GIVEN INFORMATION

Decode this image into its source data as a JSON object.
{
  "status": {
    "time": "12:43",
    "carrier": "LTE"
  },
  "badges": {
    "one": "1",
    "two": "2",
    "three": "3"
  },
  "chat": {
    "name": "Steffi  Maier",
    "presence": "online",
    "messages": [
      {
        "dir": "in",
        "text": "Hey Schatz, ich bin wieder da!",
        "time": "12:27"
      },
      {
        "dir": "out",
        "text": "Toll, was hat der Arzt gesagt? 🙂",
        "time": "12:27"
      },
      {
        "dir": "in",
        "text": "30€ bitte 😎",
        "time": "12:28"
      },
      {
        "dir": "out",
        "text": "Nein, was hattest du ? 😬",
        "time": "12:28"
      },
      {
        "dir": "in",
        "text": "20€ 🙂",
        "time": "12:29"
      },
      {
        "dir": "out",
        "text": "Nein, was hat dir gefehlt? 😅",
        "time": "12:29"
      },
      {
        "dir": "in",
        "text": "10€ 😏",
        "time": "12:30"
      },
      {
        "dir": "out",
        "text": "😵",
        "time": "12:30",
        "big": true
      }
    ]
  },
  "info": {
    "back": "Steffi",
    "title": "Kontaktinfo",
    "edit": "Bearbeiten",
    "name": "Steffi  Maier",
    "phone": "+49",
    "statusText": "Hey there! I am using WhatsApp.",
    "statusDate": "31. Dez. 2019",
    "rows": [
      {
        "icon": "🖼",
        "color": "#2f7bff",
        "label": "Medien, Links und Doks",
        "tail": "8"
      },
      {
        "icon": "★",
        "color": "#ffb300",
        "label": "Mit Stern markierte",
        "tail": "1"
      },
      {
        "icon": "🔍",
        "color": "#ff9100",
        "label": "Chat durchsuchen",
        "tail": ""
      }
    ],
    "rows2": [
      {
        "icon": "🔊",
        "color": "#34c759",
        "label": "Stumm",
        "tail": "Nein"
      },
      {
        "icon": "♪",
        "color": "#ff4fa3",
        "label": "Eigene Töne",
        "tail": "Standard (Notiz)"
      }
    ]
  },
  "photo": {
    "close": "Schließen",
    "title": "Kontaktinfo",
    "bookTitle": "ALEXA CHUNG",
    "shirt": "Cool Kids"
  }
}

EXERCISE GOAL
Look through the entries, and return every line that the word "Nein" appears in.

ANSWER BELOW
        "text": "Nein, was hattest du ? 😬",
        "text": "Nein, was hat dir gefehlt? 😅",
        "tail": "Nein"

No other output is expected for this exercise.